[Dataset rows for apps and sites]
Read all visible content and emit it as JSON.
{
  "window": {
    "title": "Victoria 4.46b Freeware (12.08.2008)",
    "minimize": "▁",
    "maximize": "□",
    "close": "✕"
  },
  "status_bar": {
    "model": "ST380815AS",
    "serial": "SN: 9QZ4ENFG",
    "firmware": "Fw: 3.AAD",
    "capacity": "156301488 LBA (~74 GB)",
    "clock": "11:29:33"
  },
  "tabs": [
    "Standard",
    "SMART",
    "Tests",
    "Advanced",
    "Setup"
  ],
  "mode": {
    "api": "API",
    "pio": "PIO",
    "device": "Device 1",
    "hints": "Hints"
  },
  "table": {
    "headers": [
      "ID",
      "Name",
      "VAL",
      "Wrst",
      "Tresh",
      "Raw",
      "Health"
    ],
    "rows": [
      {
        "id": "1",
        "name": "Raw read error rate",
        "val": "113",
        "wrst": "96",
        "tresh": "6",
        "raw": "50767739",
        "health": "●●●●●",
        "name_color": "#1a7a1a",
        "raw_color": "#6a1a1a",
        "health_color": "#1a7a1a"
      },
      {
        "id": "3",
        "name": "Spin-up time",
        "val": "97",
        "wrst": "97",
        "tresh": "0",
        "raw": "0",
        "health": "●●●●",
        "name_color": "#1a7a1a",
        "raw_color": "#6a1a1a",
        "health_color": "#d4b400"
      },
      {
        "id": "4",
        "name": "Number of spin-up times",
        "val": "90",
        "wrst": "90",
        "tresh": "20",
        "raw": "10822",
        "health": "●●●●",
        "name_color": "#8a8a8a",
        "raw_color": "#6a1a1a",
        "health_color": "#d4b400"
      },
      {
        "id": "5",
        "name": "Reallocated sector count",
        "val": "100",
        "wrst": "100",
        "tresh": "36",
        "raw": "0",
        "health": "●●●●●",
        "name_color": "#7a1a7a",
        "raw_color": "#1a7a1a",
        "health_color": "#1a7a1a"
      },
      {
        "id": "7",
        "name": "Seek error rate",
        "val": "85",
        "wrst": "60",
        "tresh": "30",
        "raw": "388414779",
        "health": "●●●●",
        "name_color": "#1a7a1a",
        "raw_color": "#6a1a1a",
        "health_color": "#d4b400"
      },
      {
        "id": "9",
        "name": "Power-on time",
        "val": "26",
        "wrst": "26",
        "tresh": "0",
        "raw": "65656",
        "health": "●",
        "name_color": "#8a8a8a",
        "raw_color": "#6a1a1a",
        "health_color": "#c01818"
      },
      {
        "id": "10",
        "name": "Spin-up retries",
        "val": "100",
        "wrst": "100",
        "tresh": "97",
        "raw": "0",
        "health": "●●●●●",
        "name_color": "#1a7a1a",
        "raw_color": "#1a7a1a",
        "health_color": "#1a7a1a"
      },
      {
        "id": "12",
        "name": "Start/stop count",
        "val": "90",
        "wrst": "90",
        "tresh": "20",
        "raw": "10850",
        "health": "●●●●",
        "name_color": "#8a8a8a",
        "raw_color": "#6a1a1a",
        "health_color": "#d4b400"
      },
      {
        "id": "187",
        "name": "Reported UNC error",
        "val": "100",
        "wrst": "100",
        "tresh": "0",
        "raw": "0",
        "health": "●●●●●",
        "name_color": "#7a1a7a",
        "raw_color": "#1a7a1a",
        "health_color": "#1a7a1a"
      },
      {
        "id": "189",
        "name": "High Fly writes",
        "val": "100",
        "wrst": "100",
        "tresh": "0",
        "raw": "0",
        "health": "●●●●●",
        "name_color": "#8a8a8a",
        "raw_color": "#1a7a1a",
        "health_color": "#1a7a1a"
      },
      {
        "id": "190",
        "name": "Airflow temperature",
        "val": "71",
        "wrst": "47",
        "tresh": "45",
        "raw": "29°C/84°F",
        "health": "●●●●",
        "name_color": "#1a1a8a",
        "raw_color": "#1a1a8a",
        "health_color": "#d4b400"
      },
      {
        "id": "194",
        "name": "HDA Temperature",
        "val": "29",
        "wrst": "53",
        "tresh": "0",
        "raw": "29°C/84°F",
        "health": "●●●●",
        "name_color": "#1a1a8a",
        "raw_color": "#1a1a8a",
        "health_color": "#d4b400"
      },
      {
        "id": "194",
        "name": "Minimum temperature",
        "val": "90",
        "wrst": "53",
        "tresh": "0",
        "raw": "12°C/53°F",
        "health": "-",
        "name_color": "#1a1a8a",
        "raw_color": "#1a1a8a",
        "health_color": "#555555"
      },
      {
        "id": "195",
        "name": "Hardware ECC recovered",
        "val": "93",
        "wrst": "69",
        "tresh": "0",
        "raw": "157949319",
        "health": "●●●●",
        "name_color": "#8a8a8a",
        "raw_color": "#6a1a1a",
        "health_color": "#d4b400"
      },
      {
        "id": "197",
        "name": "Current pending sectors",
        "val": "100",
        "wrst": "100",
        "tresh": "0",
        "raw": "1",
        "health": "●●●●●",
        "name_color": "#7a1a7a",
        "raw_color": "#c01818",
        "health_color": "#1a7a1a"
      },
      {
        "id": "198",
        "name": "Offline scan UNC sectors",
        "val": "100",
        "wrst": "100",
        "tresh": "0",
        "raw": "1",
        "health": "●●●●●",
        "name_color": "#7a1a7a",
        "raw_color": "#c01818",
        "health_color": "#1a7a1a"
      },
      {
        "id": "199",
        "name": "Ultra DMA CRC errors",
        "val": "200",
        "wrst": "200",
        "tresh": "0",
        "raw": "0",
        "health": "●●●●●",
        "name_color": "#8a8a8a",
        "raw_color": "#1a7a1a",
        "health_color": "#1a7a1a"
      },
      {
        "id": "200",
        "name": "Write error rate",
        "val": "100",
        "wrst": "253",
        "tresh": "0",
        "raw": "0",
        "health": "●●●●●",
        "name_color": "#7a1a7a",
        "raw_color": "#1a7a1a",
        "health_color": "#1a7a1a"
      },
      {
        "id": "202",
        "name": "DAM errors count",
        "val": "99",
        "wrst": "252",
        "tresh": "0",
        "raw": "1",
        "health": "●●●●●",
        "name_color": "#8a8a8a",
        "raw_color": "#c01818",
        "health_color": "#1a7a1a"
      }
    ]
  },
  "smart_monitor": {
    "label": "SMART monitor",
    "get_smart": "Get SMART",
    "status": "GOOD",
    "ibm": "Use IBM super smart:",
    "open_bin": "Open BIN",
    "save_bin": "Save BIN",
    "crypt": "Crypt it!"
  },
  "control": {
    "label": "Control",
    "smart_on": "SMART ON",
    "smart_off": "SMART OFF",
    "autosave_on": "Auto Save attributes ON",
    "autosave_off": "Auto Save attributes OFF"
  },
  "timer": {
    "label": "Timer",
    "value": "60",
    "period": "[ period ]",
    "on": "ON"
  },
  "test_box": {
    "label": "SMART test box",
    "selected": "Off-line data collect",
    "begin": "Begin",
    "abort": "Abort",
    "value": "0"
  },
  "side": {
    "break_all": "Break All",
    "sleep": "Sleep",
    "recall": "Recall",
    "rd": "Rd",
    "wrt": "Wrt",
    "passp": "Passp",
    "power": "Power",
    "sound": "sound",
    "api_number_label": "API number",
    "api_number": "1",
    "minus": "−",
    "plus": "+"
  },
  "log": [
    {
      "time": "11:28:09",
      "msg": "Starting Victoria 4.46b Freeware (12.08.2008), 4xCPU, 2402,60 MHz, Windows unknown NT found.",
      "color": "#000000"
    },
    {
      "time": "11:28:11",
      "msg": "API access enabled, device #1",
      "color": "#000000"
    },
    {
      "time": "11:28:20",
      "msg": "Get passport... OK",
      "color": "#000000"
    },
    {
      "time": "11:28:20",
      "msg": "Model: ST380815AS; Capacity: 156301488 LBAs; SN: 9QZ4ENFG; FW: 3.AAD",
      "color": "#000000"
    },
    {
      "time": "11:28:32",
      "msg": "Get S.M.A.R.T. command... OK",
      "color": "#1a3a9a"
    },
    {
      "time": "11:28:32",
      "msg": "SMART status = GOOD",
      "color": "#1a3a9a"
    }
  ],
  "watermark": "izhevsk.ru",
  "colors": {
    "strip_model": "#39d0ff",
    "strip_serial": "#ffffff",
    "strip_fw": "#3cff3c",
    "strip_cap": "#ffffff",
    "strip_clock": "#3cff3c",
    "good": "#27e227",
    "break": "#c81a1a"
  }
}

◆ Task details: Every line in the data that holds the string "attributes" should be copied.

◆ Result for this exercise:
    "autosave_on": "Auto Save attributes ON",
    "autosave_off": "Auto Save attributes OFF"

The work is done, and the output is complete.